**Assigned task**
Search the listing for the string "docx" and copy every line that contains it.

**Data to examine**

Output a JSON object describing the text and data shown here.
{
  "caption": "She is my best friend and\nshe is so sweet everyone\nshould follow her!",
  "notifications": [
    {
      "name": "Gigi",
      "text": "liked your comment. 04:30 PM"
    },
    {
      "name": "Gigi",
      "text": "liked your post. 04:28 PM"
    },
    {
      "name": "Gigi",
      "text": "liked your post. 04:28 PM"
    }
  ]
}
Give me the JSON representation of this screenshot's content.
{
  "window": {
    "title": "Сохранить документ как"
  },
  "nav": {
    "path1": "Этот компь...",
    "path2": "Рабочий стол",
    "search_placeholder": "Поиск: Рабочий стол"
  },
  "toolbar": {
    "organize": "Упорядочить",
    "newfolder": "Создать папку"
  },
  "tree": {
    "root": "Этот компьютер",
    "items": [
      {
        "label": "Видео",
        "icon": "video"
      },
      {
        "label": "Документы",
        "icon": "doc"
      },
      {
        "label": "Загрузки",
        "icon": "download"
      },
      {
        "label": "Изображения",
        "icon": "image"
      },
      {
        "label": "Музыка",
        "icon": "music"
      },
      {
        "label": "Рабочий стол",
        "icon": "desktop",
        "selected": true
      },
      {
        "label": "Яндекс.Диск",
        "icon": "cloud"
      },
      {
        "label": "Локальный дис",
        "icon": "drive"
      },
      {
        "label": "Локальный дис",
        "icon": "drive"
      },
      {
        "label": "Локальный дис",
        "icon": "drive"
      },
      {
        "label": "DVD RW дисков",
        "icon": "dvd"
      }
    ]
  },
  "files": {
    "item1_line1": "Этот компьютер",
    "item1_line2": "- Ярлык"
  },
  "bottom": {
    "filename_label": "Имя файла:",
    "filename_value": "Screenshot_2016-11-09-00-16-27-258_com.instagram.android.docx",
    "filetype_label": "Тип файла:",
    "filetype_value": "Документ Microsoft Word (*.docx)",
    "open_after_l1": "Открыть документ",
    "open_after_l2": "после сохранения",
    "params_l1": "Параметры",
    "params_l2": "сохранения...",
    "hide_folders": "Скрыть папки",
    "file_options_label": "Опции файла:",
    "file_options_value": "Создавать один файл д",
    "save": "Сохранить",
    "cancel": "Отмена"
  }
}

**Solved problem**
    "filename_value": "Screenshot_2016-11-09-00-16-27-258_com.instagram.android.docx",
    "filetype_value": "Документ Microsoft Word (*.docx)",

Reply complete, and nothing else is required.